● Your objective
Bring together copies of the lines in the data below that contain the word "false".

Items listed in a dataset
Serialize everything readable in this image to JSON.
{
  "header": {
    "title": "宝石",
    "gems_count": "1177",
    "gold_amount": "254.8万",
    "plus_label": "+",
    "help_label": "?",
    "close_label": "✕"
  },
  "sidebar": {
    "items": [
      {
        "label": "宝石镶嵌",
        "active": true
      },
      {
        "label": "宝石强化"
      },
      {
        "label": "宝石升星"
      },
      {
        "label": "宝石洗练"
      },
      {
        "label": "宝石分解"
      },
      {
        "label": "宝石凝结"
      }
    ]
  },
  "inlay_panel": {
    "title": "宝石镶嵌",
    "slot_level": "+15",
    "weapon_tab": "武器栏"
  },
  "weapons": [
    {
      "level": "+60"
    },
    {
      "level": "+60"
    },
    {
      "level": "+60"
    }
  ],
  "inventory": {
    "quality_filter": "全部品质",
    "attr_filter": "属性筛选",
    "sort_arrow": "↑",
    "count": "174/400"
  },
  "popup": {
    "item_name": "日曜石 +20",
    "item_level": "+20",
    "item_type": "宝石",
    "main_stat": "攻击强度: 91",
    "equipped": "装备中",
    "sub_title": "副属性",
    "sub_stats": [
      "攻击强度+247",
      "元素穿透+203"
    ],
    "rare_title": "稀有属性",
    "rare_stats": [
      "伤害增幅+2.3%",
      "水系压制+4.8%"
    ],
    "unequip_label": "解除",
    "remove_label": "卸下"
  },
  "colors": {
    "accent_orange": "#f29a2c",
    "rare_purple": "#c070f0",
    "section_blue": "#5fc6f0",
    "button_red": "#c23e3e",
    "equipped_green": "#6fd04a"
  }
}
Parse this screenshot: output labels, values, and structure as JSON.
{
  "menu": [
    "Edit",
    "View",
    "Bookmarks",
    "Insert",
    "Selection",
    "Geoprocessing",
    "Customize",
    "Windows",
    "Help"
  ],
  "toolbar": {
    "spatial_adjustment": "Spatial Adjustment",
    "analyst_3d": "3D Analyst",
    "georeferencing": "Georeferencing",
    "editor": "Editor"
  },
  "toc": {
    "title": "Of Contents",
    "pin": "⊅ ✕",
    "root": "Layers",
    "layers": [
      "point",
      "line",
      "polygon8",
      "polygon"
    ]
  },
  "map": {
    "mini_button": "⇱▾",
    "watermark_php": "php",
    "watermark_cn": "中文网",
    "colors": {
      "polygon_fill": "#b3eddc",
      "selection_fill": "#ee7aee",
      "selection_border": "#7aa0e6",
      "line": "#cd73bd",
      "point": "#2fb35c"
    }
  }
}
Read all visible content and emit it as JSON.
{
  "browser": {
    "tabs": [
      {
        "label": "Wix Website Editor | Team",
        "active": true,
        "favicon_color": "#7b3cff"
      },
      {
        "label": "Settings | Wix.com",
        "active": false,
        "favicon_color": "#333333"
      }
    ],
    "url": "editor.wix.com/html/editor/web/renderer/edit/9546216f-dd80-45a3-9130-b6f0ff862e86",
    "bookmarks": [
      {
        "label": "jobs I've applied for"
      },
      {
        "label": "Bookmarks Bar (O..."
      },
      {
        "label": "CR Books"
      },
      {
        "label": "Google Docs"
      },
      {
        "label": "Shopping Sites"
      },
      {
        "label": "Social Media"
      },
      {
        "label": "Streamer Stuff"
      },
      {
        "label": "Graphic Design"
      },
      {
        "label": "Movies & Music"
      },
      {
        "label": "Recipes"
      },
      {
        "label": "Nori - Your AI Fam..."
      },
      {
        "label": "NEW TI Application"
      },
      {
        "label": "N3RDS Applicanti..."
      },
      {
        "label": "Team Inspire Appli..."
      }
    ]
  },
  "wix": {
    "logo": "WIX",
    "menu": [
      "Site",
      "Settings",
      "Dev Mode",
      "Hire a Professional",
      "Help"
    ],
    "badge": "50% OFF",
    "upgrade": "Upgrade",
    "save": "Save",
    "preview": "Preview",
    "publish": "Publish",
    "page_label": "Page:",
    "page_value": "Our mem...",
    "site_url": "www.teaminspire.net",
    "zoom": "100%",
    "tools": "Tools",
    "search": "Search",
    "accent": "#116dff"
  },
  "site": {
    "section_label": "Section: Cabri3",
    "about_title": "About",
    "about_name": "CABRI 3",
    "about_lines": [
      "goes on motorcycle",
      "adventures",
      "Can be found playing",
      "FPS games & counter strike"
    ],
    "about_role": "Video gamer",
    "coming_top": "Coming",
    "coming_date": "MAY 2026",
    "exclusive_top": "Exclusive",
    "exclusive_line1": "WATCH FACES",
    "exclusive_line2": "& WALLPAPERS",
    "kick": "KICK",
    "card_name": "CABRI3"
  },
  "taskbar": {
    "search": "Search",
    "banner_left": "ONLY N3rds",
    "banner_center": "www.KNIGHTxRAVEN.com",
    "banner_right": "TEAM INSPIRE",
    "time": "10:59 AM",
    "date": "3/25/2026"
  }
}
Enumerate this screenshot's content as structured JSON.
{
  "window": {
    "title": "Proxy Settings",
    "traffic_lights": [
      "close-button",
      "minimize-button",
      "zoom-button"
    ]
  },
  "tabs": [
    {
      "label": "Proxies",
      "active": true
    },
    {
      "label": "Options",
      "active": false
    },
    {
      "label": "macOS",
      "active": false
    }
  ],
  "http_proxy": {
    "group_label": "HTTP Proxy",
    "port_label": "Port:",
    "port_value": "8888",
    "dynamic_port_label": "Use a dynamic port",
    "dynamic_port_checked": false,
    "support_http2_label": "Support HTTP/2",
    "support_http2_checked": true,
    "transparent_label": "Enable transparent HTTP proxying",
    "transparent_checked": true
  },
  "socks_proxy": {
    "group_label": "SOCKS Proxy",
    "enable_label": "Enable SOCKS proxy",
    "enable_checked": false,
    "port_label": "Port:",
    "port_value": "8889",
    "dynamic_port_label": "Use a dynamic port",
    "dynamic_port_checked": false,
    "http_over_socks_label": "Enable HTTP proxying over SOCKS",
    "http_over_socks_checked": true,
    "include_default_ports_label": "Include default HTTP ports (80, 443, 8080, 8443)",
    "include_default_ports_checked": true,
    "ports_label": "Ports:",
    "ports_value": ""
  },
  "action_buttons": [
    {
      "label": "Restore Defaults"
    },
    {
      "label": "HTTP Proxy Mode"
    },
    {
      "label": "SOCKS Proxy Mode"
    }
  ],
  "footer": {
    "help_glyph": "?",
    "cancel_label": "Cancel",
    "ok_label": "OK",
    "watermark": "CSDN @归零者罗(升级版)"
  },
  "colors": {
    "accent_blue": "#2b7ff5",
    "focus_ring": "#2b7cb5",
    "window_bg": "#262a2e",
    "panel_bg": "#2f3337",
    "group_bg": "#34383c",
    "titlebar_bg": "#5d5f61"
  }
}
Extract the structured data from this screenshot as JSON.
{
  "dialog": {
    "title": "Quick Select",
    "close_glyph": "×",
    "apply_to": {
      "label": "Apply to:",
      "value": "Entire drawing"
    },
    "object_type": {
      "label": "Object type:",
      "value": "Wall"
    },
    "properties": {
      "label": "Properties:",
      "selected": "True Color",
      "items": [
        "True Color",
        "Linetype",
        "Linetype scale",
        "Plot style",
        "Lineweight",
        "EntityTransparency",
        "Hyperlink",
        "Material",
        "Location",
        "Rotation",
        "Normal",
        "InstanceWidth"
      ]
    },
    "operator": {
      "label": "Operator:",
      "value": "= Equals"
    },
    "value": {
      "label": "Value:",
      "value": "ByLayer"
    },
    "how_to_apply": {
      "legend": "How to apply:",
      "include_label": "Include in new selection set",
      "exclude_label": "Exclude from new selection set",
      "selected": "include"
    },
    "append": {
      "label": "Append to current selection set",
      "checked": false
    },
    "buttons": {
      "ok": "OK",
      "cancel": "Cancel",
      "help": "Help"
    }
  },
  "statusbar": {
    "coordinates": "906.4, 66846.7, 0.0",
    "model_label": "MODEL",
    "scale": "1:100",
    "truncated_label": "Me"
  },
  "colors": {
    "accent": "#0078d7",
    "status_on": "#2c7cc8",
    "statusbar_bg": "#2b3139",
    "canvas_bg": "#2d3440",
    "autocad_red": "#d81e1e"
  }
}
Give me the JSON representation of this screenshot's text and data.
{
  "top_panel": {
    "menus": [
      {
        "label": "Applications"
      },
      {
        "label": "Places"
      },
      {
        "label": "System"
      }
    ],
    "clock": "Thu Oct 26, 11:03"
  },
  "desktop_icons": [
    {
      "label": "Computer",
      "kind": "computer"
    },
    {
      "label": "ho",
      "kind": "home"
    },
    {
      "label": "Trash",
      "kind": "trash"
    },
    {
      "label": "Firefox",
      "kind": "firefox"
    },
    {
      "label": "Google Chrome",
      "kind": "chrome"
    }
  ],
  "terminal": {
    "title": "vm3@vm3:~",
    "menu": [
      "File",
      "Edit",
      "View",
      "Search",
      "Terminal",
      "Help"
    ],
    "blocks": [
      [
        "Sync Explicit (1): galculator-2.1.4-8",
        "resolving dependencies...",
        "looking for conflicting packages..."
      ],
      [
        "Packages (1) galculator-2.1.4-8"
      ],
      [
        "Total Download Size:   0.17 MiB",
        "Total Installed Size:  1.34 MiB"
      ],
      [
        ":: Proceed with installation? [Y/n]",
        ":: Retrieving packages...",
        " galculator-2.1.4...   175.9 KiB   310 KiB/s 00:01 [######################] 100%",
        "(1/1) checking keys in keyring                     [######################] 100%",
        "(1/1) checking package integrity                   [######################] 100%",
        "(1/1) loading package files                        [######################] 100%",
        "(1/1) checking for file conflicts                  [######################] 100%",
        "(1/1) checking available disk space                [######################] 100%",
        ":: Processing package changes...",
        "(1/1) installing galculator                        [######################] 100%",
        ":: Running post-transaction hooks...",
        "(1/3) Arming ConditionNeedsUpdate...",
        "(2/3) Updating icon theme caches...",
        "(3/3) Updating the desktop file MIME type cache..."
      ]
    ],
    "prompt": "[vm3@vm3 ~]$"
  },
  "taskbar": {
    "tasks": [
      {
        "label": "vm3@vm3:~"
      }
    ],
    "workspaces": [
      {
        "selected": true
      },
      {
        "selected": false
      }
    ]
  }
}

● Reply
        "active": false,
      "active": false
      "active": false
    "dynamic_port_checked": false,
    "enable_checked": false,
    "dynamic_port_checked": false,
      "checked": false
        "selected": false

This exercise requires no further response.